What this task involves >> For the entries below, how many lines include the word "Dashboard"? Give the figure and nothing more.

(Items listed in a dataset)

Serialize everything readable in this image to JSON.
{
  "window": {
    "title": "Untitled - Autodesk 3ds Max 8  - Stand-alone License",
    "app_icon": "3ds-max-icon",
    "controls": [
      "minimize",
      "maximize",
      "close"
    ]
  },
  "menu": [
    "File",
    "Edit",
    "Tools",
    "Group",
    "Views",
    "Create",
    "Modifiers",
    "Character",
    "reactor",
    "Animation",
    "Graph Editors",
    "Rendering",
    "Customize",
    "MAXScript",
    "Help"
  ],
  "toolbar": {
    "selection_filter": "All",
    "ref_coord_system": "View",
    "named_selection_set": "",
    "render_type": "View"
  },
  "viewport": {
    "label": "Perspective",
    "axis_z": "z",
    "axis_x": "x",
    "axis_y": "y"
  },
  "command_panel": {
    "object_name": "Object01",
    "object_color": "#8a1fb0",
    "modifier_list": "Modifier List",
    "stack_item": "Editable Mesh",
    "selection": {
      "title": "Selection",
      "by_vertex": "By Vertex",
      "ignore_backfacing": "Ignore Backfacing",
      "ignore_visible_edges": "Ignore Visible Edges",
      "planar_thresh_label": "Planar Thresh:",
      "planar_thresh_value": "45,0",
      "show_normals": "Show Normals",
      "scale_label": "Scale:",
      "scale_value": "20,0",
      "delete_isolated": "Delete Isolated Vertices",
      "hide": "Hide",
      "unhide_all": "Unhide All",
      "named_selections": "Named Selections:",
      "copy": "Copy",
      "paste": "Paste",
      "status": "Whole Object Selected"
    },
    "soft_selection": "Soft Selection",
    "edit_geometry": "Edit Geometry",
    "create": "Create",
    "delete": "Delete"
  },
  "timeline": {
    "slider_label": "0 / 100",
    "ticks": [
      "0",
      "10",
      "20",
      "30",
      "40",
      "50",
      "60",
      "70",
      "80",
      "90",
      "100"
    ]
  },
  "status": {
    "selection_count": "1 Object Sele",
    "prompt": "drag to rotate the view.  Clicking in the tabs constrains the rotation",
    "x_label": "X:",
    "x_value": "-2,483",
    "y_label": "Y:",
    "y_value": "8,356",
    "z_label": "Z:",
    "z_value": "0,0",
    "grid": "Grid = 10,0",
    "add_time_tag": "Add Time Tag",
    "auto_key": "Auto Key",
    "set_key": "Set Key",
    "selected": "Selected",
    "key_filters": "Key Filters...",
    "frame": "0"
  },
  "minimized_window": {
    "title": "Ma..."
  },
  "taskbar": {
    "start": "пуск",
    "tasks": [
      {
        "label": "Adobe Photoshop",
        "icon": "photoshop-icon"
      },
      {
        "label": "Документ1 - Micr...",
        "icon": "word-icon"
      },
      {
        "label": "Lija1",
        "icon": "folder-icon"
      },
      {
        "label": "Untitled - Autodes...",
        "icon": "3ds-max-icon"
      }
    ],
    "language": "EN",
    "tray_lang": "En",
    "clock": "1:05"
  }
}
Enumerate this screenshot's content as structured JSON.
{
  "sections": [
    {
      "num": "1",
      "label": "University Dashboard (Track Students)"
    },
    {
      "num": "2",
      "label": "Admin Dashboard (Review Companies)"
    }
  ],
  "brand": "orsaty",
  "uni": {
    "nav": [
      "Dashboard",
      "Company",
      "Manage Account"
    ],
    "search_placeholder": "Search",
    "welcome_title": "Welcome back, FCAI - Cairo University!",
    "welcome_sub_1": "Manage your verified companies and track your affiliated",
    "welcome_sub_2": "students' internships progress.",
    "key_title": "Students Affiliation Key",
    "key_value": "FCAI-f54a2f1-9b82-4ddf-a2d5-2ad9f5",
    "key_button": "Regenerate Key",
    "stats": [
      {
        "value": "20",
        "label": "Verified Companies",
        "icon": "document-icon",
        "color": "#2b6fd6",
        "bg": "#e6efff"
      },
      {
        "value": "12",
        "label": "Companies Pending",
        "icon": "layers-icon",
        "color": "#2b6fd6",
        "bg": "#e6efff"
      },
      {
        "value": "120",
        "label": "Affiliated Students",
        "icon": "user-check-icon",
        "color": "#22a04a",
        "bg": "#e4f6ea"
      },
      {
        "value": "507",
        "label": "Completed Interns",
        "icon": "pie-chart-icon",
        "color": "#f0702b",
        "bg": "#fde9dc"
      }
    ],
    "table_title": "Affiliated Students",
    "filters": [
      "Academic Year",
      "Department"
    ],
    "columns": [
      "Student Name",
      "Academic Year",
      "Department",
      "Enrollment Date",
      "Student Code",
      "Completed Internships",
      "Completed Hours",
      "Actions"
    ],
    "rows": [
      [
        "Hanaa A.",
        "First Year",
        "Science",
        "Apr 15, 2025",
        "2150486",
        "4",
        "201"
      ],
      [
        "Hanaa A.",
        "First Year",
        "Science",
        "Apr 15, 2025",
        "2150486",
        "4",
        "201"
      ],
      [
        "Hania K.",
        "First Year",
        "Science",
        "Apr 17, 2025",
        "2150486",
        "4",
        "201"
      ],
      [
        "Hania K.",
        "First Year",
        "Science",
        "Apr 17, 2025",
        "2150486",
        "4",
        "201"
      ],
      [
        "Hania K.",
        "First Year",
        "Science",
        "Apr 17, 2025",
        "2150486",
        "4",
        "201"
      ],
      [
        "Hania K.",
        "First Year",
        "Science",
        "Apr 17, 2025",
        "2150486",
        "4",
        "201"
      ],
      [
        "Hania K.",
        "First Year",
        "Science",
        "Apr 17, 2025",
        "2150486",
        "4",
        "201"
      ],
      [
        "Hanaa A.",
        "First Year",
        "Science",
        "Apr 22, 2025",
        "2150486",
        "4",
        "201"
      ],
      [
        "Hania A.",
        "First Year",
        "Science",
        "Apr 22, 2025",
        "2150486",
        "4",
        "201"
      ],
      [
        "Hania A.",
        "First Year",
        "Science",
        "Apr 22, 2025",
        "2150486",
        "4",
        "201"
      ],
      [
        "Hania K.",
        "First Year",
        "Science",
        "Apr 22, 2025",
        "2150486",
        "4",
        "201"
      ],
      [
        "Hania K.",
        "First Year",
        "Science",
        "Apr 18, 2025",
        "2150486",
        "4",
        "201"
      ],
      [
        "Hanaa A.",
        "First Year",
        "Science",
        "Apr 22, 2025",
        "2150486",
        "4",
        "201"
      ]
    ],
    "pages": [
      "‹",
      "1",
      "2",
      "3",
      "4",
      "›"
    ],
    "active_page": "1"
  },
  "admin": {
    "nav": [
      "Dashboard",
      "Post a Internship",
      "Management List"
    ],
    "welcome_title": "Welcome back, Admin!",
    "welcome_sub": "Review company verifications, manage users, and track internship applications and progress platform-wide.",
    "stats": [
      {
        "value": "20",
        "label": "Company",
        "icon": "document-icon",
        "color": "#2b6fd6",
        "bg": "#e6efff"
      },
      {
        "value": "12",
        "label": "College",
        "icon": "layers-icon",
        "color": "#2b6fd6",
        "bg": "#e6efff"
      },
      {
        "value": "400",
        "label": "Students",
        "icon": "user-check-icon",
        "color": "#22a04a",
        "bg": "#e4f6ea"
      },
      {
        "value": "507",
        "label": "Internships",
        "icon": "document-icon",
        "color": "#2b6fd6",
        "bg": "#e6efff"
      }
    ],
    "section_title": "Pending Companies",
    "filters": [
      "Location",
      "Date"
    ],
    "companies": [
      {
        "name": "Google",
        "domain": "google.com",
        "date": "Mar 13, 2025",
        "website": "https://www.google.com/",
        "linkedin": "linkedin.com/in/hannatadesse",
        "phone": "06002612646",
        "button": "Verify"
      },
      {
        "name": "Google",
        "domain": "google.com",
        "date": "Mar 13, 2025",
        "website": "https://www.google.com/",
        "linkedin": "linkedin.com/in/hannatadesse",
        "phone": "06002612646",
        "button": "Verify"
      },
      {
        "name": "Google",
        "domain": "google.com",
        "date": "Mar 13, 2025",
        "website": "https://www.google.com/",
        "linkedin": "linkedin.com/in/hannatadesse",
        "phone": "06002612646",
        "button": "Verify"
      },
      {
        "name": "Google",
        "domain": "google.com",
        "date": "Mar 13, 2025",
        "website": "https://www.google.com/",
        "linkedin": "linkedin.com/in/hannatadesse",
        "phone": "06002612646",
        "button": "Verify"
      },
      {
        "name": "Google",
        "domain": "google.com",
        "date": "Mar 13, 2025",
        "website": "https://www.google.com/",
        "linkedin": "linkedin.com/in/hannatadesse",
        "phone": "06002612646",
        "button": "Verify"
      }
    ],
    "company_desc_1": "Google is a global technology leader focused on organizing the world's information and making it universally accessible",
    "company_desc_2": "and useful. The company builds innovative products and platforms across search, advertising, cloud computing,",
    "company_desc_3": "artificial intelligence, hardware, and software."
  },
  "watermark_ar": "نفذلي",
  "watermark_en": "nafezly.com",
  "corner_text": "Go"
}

Answer for this exercise >> 4